# Kolmogorov-Smirnov and lattice paths

I have seen asserted that the problem of computing the null distribution of Kolmogorov's $D_n^+$ statistic for a finite sample size maps onto the problem of computing the number of lattice paths that stay below the diagonal, and thus can be solved by the ballot theorem. I am familiar with lattice paths and the ballot problem. I am also familiar the expression of the distribution of $D_n^+$ as a series of integrals. But I don't see how one problem maps onto the other. Can someone explain or point me to an ariticle or book that does?

I also see the claim the the null distribution of the Kolmogorov-Smirnov $D_n = \max(D_n^+,D_n^-)$ maps onto another lattice path problem that could be solved by a "two-sided ballot theorem". I don't know what a "two-sided" version of the ballot problem would be. Again, can someone explain or point me to an explanation?

Finally, is there a general framework around all of this? Can the Kuiper statistic be mapped to yet another lattice path problem? The two-sample KS test? The AD statistic?

• I'm not sure about the two-sample problem, but as for references for the former, see: A. P. Dempster, Generalized $D_n^+$ Statistics, Ann. Math. Statist. Volume 30, Number 2 (1959), 593-597. Also, here, here and here might have some material of interest. The first and last links should be to publicly available articles.

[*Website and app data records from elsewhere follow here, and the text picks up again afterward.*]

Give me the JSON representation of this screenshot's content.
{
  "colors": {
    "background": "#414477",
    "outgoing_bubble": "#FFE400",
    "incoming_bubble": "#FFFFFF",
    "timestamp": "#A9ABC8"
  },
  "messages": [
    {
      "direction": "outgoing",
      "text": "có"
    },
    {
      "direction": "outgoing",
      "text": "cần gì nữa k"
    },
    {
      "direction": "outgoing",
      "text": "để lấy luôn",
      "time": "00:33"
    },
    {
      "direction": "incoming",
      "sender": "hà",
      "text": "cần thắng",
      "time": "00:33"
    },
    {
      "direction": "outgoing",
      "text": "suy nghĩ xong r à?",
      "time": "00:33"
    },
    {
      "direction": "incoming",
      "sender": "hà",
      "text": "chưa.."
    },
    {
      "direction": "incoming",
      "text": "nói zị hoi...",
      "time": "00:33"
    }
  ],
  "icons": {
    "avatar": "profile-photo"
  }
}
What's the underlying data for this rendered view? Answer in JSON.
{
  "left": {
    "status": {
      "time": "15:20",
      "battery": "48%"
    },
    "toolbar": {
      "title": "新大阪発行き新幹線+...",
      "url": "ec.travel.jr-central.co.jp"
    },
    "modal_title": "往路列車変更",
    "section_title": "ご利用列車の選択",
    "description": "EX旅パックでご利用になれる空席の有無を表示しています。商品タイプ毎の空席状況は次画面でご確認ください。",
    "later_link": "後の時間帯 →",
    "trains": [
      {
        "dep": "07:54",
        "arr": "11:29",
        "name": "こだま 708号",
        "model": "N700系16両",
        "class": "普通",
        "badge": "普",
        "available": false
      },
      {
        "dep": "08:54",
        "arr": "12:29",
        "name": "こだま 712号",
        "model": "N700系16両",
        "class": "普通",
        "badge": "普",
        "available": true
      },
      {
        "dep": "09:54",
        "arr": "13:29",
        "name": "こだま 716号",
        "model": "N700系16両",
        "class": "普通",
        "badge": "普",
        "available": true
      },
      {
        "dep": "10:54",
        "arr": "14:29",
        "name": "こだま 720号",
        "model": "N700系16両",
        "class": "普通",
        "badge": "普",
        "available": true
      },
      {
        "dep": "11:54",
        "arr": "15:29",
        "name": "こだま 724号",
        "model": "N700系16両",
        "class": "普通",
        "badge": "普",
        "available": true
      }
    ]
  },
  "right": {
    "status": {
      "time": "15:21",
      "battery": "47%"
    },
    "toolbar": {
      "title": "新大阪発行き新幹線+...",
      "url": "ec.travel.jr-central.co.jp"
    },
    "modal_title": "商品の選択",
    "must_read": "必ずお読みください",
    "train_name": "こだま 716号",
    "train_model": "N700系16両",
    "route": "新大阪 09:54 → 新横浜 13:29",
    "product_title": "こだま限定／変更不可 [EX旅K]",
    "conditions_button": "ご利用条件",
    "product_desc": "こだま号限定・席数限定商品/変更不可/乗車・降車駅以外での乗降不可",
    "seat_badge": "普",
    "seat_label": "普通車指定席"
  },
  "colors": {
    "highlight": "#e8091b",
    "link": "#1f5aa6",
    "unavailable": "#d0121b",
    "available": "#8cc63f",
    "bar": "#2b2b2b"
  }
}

Sadly, the middle two aren't. Commented Feb 19, 2011 at 5:42

We consider the problem of testing whether $$r ≥ 2$$ samples are drawn from the same continuous distribution $$F(x)$$. As a test statistic we will use the circular differences $$\delta_r (n) = \max [\delta_{1,2} > (n), \delta_{2,3} (n), . . . , \delta_{r−1,r} (n), \delta_{r,1} (n)],$$ where $$\delta_{ij} (n) = \sup_x [F_{n,i} (x) − F_{n,j} (x)]$$, and $$F_{n,i} (x), i = 1, 2, . . . , r$$ denote the empirical distribution functions of these samples. We derive the null distribution of $$\delta_r(n)$$ by considering lattice paths in $$r$$-dimensional space with standard steps in the positive direction, i.e., steps are given by the unit vectors $$e_i , i = 1, 2, . . . , r$$. By a simple transformation we show that for some positive integer $$k$$ the number of ways the event $$\{n\delta_r (n) < k\}$$ can occur is just the number of paths $$X$$ with the property that for each point $$X_m$$ on the path there holds the chain of inequalities $$x_{1,m} > x_{2,m} > . . . > > x_{r,m} > x_{1,m − rk}$$. Indeed, the enumeration of such paths is a well studied problem in combinatorics. Again the reflection principle comes into play as we have to count paths in alcoves of affine (and therefore infinite) Weyl groups; for references on the technical background of this topic see Gessel and Zeilberger 1992, Grabiner 2002 and Krattenthaler 2007.